Problem to solve ▸
From the line that contains "Give me the" through the closing line of the entries, write out each line exactly; pictures stay out.

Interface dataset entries

[Start of Attachment]

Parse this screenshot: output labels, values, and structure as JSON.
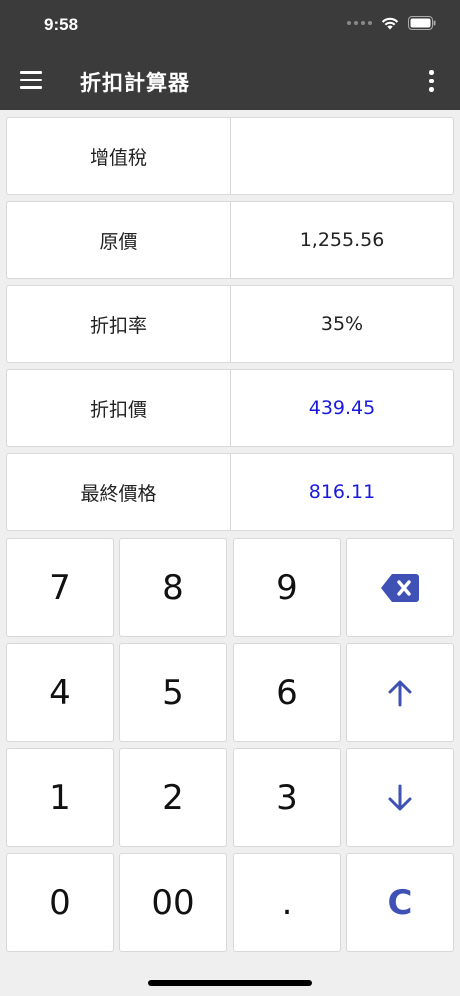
{
  "status": {
    "time": "9:58"
  },
  "appbar": {
    "title": "折扣計算器"
  },
  "fields": [
    {
      "label": "增值稅",
      "value": ""
    },
    {
      "label": "原價",
      "value": "1,255.56"
    },
    {
      "label": "折扣率",
      "value": "35%"
    },
    {
      "label": "折扣價",
      "value": "439.45"
    },
    {
      "label": "最終價格",
      "value": "816.11"
    }
  ],
  "keys": {
    "k7": "7",
    "k8": "8",
    "k9": "9",
    "k4": "4",
    "k5": "5",
    "k6": "6",
    "k1": "1",
    "k2": "2",
    "k3": "3",
    "k0": "0",
    "k00": "00",
    "kdot": ".",
    "clear": "C"
  },
  "icons": {
    "backspace": "backspace-icon",
    "up": "arrow-up-icon",
    "down": "arrow-down-icon"
  },
  "colors": {
    "accent": "#3f51b5",
    "result": "#1a1adc",
    "bar": "#3b3b3b"
  }
}
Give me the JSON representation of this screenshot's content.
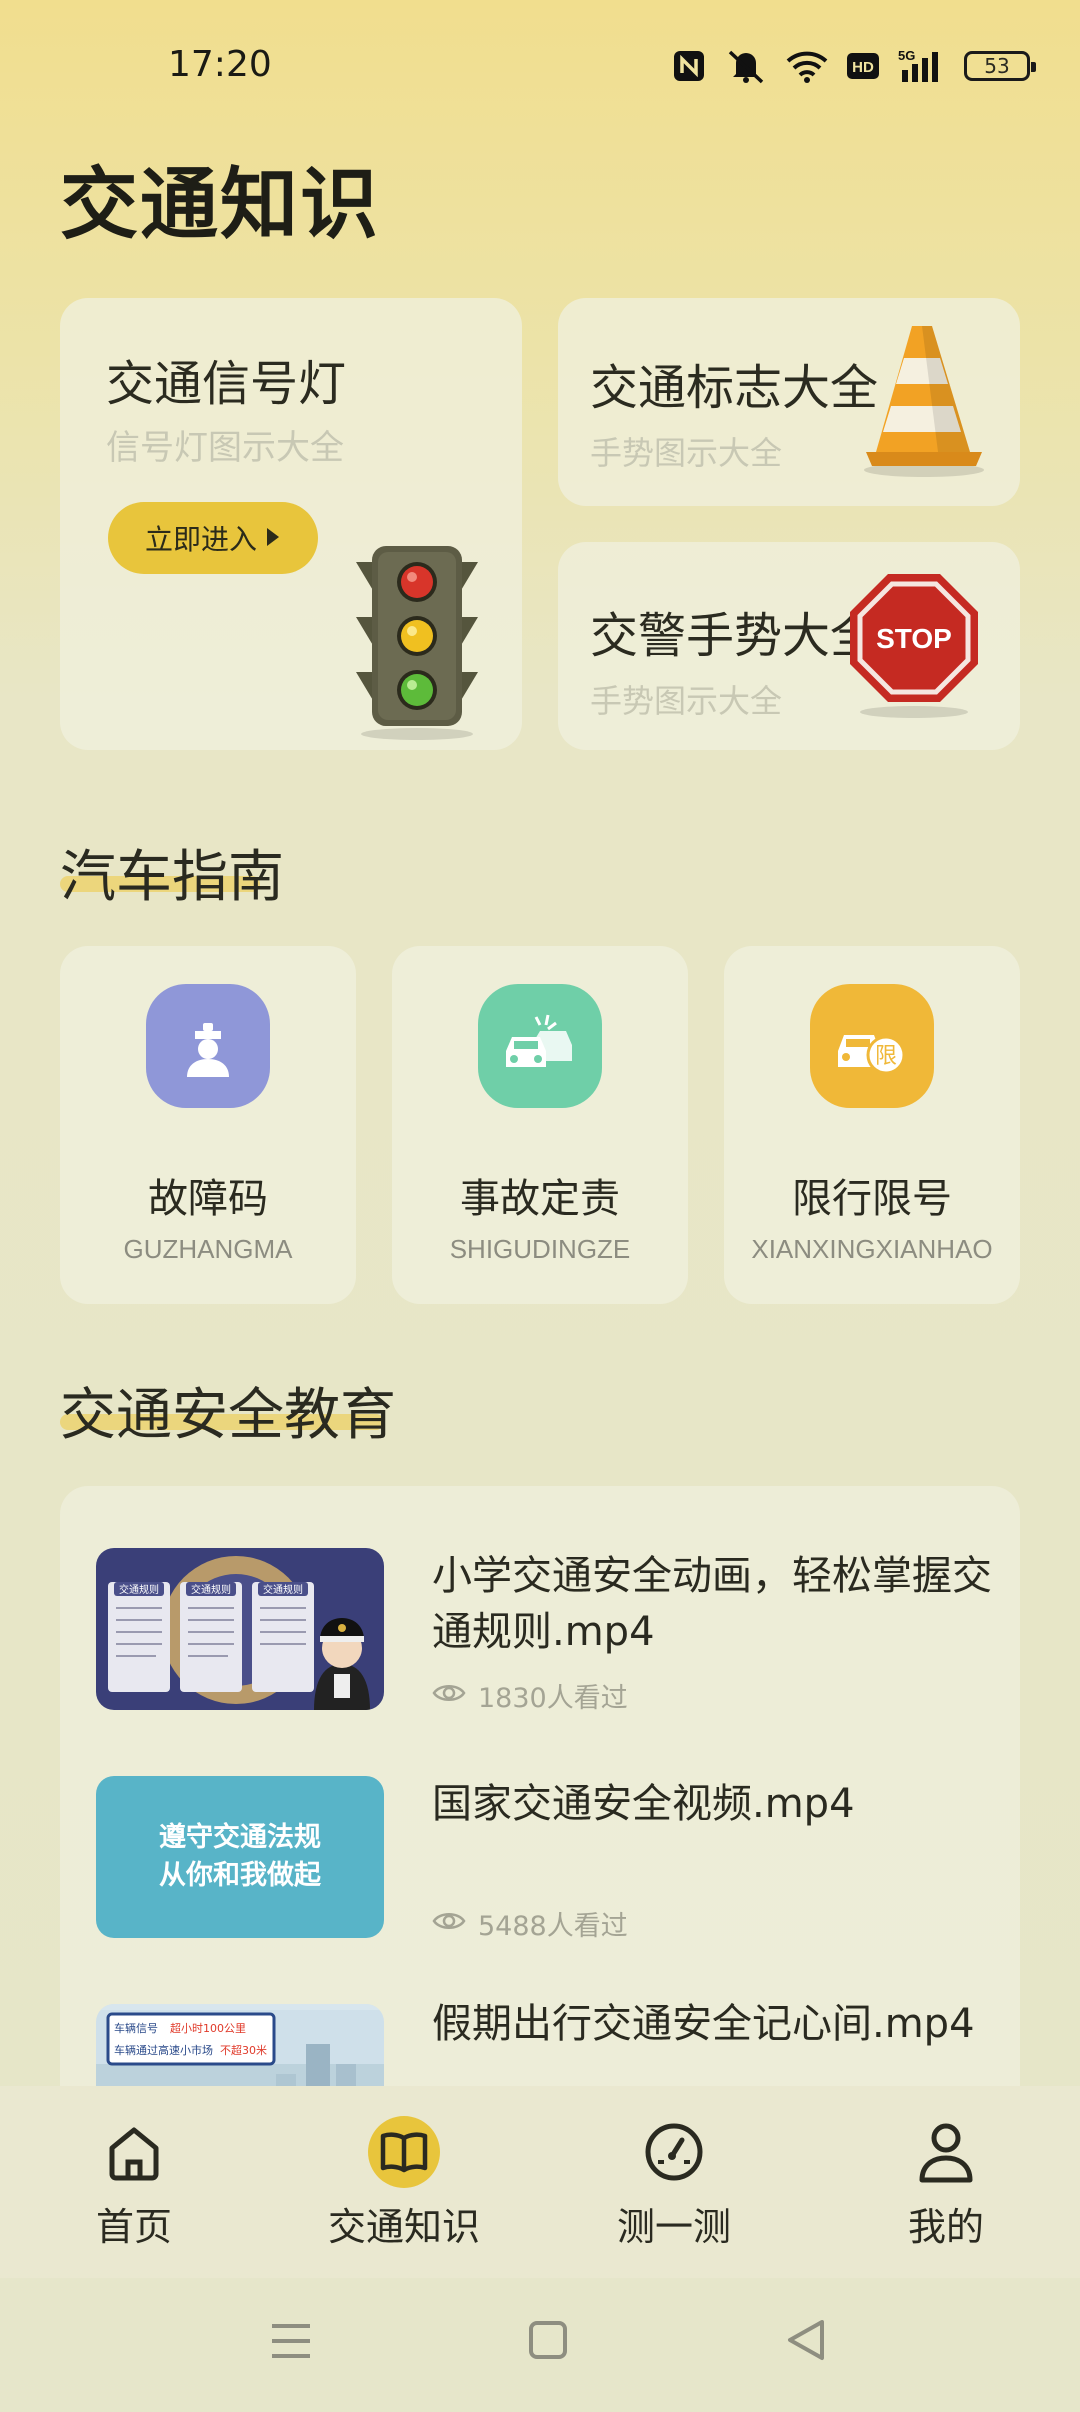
{
  "status_bar": {
    "time": "17:20",
    "battery": "53"
  },
  "page": {
    "title": "交通知识"
  },
  "feature_cards": [
    {
      "title": "交通信号灯",
      "subtitle": "信号灯图示大全",
      "button": "立即进入"
    },
    {
      "title": "交通标志大全",
      "subtitle": "手势图示大全"
    },
    {
      "title": "交警手势大全",
      "subtitle": "手势图示大全",
      "sign_text": "STOP"
    }
  ],
  "car_guide": {
    "title": "汽车指南",
    "items": [
      {
        "name": "故障码",
        "pinyin": "GUZHANGMA",
        "icon": "mechanic-icon",
        "color": "#8f97d8"
      },
      {
        "name": "事故定责",
        "pinyin": "SHIGUDINGZE",
        "icon": "car-accident-icon",
        "color": "#6fcfa8"
      },
      {
        "name": "限行限号",
        "pinyin": "XIANXINGXIANHAO",
        "icon": "car-restriction-icon",
        "color": "#f0b838",
        "badge": "限"
      }
    ]
  },
  "safety_education": {
    "title": "交通安全教育",
    "videos": [
      {
        "title": "小学交通安全动画，轻松掌握交通规则.mp4",
        "views": "1830人看过",
        "thumb_labels": [
          "交通规则",
          "交通规则",
          "交通规则"
        ]
      },
      {
        "title": "国家交通安全视频.mp4",
        "views": "5488人看过",
        "thumb_text": [
          "遵守交通法规",
          "从你和我做起"
        ]
      },
      {
        "title": "假期出行交通安全记心间.mp4",
        "thumb_text": [
          "车辆信号",
          "超小时100公里",
          "车辆通过高速小市场",
          "不超30米"
        ]
      }
    ]
  },
  "tabbar": [
    {
      "label": "首页",
      "icon": "home-icon"
    },
    {
      "label": "交通知识",
      "icon": "book-icon",
      "active": true
    },
    {
      "label": "测一测",
      "icon": "gauge-icon"
    },
    {
      "label": "我的",
      "icon": "user-icon"
    }
  ],
  "colors": {
    "accent": "#e8c53c",
    "background": "#e8e6c6"
  }
}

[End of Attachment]

Task output ▸
Give me the JSON representation of this screenshot's content.
{
  "status_bar": {
    "time": "17:20",
    "battery": "53"
  },
  "page": {
    "title": "交通知识"
  },
  "feature_cards": [
    {
      "title": "交通信号灯",
      "subtitle": "信号灯图示大全",
      "button": "立即进入"
    },
    {
      "title": "交通标志大全",
      "subtitle": "手势图示大全"
    },
    {
      "title": "交警手势大全",
      "subtitle": "手势图示大全",
      "sign_text": "STOP"
    }
  ],
  "car_guide": {
    "title": "汽车指南",
    "items": [
      {
        "name": "故障码",
        "pinyin": "GUZHANGMA",
        "icon": "mechanic-icon",
        "color": "#8f97d8"
      },
      {
        "name": "事故定责",
        "pinyin": "SHIGUDINGZE",
        "icon": "car-accident-icon",
        "color": "#6fcfa8"
      },
      {
        "name": "限行限号",
        "pinyin": "XIANXINGXIANHAO",
        "icon": "car-restriction-icon",
        "color": "#f0b838",
        "badge": "限"
      }
    ]
  },
  "safety_education": {
    "title": "交通安全教育",
    "videos": [
      {
        "title": "小学交通安全动画，轻松掌握交通规则.mp4",
        "views": "1830人看过",
        "thumb_labels": [
          "交通规则",
          "交通规则",
          "交通规则"
        ]
      },
      {
        "title": "国家交通安全视频.mp4",
        "views": "5488人看过",
        "thumb_text": [
          "遵守交通法规",
          "从你和我做起"
        ]
      },
      {
        "title": "假期出行交通安全记心间.mp4",
        "thumb_text": [
          "车辆信号",
          "超小时100公里",
          "车辆通过高速小市场",
          "不超30米"
        ]
      }
    ]
  },
  "tabbar": [
    {
      "label": "首页",
      "icon": "home-icon"
    },
    {
      "label": "交通知识",
      "icon": "book-icon",
      "active": true
    },
    {
      "label": "测一测",
      "icon": "gauge-icon"
    },
    {
      "label": "我的",
      "icon": "user-icon"
    }
  ],
  "colors": {
    "accent": "#e8c53c",
    "background": "#e8e6c6"
  }
}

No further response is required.